Pull every line containing "Homes" from the entries.

== Listed entries

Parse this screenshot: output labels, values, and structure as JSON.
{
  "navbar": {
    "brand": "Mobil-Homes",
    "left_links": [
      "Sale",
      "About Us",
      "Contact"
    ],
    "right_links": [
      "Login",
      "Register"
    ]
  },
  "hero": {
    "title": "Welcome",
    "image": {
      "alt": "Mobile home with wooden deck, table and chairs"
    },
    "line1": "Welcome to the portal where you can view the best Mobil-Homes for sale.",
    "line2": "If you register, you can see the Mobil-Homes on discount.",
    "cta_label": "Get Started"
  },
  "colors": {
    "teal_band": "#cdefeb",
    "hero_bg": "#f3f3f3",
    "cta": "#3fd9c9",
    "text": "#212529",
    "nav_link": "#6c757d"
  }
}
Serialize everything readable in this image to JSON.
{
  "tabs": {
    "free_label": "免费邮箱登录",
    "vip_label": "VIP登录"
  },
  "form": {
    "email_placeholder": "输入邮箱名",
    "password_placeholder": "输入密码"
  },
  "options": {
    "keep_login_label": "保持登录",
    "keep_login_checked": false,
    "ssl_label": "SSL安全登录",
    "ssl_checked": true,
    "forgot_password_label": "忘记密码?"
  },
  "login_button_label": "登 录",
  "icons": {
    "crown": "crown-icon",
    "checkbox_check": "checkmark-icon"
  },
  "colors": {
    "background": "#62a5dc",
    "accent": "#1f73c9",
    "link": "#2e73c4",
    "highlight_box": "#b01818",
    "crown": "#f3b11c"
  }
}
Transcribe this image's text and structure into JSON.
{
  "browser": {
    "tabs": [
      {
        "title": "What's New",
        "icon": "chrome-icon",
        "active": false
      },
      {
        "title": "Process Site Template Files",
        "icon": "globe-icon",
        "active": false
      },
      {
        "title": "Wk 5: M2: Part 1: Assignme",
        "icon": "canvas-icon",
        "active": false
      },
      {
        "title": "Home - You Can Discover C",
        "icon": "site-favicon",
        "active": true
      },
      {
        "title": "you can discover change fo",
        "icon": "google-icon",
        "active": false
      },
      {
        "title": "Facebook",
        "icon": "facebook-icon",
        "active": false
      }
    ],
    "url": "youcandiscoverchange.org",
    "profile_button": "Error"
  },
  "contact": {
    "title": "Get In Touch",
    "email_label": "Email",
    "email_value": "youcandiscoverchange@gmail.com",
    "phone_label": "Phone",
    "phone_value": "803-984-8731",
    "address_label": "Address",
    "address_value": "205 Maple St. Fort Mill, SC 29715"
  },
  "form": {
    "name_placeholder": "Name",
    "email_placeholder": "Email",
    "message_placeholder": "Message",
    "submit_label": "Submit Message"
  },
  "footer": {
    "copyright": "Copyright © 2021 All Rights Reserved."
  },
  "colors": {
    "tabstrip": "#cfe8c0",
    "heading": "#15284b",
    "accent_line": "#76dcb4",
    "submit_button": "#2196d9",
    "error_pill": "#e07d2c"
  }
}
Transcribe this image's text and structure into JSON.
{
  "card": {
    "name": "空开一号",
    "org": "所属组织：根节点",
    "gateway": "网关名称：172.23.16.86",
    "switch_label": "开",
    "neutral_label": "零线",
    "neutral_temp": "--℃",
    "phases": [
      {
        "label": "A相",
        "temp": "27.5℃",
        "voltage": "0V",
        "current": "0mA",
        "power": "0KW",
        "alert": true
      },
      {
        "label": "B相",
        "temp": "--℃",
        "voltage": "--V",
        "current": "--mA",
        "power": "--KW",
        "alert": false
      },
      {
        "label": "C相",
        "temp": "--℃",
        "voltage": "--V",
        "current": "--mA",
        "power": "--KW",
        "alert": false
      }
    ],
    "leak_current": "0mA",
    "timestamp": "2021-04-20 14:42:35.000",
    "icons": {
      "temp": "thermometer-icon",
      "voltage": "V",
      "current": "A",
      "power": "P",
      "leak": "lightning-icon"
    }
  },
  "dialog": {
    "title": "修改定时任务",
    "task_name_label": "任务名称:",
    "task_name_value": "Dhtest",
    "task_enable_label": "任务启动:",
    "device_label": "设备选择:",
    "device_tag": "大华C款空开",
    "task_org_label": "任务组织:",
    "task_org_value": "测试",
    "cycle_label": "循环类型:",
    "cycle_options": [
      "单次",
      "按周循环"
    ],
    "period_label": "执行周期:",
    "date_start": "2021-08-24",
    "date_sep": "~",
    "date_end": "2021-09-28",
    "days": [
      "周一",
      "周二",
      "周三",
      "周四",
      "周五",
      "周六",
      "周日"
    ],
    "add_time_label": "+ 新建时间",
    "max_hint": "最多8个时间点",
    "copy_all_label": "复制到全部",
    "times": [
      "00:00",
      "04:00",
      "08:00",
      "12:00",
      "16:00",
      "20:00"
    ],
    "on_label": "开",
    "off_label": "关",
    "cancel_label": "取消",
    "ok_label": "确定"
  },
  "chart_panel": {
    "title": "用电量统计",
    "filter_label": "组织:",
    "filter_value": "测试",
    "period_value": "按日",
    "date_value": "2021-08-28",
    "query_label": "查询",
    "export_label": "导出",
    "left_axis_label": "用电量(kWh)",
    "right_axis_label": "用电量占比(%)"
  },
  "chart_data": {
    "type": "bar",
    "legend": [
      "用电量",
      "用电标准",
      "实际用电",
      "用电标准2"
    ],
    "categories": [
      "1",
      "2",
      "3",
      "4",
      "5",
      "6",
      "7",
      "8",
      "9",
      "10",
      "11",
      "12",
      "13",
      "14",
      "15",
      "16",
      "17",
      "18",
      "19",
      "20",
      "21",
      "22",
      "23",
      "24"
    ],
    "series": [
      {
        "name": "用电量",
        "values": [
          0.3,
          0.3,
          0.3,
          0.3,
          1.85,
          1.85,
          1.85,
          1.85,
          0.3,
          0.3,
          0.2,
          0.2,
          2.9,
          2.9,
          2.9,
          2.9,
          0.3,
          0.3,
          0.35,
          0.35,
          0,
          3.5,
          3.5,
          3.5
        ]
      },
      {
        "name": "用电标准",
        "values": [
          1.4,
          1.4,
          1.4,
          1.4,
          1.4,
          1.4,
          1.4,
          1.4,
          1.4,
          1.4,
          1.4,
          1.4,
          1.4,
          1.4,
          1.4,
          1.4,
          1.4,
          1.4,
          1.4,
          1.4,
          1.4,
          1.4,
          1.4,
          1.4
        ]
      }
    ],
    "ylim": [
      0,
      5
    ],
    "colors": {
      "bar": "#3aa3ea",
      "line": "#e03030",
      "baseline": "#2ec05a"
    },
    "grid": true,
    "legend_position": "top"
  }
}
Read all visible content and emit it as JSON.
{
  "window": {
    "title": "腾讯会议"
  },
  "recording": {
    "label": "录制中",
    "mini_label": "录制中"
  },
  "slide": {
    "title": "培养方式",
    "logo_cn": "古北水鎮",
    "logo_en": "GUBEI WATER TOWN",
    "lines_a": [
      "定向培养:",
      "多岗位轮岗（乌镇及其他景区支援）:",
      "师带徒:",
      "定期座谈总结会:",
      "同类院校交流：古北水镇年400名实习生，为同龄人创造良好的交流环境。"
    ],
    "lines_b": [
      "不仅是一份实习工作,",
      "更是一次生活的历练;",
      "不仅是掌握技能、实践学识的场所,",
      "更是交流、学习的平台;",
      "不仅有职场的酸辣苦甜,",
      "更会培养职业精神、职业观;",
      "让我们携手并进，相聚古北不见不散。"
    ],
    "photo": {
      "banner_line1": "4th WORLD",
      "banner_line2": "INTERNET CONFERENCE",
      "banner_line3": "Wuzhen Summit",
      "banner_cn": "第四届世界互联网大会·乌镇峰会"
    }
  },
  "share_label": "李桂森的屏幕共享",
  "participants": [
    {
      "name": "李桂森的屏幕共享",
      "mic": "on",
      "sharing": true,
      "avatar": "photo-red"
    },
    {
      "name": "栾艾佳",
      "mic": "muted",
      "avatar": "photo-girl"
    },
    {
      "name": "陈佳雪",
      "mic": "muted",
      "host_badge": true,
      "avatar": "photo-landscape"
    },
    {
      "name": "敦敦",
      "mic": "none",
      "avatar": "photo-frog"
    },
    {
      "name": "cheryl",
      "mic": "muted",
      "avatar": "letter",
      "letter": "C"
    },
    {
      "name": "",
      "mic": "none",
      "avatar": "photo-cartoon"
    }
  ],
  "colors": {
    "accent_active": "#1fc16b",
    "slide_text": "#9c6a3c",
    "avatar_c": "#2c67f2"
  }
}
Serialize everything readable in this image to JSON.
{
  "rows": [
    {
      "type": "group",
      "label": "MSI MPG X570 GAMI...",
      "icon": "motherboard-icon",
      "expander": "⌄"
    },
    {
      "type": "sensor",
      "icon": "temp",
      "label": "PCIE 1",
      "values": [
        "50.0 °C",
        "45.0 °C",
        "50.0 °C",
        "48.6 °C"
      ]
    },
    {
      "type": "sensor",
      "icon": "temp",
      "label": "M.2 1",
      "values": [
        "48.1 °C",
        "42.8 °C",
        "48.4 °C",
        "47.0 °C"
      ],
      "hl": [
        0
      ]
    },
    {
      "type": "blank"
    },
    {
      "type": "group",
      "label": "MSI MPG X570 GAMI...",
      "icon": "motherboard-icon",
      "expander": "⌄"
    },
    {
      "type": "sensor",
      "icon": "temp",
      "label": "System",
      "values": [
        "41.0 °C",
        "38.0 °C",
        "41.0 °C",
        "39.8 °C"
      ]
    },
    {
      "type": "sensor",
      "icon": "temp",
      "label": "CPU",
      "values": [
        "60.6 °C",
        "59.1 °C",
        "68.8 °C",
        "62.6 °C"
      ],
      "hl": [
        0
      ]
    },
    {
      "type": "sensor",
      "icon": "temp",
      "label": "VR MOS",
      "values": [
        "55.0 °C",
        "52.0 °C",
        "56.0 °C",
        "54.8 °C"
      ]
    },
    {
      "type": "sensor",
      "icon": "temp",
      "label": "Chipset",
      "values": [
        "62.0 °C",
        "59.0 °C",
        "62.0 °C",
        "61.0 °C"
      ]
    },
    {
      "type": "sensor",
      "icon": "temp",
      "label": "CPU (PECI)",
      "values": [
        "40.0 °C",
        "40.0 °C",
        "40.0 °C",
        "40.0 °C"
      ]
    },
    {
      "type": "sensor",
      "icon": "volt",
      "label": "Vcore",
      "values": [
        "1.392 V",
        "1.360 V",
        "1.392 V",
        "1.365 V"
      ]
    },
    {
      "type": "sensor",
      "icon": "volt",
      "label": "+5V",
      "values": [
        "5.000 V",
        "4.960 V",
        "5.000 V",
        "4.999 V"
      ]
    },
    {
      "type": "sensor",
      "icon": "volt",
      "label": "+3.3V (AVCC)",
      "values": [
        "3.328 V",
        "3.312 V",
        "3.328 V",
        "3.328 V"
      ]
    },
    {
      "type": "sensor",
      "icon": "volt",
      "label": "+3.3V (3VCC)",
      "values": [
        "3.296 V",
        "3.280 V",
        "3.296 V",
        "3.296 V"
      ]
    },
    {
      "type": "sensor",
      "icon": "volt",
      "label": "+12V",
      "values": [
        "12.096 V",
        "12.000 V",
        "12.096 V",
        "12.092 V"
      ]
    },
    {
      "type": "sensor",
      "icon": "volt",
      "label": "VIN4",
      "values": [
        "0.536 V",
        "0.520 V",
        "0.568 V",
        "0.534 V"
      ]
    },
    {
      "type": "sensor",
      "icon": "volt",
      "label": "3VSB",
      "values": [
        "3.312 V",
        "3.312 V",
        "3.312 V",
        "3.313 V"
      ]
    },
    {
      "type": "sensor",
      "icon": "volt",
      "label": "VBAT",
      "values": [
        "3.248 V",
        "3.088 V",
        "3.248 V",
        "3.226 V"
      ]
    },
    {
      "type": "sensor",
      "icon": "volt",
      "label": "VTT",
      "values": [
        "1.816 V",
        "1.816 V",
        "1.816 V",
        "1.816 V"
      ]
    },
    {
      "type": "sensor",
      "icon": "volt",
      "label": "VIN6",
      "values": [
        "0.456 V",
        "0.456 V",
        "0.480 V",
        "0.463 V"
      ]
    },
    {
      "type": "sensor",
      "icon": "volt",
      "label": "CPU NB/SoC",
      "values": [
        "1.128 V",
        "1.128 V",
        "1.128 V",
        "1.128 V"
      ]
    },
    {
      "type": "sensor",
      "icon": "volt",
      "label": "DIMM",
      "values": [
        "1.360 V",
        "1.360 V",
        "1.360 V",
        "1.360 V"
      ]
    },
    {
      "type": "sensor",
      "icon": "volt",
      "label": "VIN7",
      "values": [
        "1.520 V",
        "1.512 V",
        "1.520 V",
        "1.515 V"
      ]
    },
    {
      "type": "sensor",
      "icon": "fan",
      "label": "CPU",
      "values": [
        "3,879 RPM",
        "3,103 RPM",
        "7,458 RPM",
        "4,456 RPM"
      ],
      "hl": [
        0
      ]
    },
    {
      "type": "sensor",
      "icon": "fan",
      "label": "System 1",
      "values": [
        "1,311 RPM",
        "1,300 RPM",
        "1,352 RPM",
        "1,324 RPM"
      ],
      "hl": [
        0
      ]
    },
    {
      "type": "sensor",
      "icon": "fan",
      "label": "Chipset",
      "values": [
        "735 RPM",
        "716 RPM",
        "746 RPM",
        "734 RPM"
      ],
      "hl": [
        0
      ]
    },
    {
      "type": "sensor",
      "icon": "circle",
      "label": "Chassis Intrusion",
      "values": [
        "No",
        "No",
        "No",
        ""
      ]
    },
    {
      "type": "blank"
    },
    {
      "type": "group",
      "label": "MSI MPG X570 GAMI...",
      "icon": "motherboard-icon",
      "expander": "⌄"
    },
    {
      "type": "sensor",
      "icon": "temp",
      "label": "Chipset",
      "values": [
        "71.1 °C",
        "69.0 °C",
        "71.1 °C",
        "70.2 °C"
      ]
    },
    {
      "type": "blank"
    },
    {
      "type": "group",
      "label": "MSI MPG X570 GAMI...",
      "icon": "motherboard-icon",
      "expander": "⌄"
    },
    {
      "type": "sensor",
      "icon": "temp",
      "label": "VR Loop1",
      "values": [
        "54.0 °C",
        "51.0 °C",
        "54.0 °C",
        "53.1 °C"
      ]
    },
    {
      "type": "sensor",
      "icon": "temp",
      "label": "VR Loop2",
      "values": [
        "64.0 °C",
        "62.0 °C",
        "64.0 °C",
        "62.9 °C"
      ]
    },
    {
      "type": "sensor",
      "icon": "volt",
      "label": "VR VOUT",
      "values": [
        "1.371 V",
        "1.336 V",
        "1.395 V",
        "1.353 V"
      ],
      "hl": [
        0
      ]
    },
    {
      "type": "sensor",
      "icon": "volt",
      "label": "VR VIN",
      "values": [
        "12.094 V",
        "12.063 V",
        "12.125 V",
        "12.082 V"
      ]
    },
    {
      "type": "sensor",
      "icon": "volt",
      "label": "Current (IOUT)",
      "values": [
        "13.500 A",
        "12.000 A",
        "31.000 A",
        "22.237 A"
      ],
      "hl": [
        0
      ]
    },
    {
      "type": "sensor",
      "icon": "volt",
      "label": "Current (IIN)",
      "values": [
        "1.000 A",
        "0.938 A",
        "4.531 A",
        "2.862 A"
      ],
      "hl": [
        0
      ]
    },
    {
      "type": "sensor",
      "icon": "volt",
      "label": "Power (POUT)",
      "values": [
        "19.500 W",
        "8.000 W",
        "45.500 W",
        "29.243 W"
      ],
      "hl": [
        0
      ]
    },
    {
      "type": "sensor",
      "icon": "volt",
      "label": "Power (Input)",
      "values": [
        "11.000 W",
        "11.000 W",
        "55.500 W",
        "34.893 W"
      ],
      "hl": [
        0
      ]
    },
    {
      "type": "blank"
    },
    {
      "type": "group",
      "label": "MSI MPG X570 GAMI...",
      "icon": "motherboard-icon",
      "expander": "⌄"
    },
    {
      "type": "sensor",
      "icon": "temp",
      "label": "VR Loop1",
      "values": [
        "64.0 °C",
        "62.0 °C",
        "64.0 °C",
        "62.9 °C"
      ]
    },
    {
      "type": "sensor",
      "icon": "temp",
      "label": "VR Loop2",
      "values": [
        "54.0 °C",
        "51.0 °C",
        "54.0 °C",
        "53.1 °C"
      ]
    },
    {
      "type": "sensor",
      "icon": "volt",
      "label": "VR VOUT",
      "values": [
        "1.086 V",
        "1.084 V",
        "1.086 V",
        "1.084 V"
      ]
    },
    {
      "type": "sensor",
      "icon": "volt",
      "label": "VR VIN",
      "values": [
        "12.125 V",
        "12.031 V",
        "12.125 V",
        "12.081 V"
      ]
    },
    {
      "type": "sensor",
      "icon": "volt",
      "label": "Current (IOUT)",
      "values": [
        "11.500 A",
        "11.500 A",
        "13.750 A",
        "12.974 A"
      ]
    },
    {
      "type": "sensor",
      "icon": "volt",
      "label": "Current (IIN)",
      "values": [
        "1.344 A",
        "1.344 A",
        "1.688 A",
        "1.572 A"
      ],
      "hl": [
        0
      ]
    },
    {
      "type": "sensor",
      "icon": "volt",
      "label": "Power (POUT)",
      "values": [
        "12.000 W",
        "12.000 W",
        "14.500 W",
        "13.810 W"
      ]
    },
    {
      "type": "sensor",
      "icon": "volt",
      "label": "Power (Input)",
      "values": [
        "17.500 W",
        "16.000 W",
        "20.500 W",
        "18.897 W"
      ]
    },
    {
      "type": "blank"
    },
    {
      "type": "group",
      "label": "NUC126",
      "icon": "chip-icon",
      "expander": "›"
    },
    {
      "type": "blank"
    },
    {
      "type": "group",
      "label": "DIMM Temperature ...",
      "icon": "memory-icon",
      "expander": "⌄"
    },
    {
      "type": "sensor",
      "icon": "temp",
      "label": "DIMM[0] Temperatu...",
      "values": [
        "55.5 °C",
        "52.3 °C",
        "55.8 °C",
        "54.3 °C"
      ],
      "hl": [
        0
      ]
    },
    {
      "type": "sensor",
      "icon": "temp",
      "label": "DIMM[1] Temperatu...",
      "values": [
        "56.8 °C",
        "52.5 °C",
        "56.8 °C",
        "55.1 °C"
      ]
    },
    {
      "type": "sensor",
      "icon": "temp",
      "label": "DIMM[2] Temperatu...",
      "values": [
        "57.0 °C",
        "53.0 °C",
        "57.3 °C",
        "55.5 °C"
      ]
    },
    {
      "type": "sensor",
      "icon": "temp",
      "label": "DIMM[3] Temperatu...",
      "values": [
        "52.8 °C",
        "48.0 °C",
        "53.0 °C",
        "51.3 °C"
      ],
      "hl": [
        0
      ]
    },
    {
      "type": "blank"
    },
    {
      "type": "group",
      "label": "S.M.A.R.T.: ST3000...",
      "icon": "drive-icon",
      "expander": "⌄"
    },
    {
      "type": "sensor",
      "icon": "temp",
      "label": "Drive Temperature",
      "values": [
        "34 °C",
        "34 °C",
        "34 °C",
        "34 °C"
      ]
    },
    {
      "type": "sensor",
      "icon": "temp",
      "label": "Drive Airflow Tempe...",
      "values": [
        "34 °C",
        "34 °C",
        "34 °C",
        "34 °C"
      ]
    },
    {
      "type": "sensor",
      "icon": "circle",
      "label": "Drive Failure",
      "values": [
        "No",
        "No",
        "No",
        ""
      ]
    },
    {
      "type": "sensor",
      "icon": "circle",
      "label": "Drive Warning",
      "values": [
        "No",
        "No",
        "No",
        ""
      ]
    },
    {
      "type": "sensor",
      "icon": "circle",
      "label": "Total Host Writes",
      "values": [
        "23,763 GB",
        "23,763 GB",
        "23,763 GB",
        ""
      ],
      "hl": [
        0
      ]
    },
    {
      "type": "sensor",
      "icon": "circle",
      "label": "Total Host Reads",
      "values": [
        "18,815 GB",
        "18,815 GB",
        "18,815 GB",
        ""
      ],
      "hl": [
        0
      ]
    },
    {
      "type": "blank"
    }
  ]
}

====

▶ Output for this exercise:
    "brand": "Mobil-Homes",
    "line1": "Welcome to the portal where you can view the best Mobil-Homes for sale.",
    "line2": "If you register, you can see the Mobil-Homes on discount.",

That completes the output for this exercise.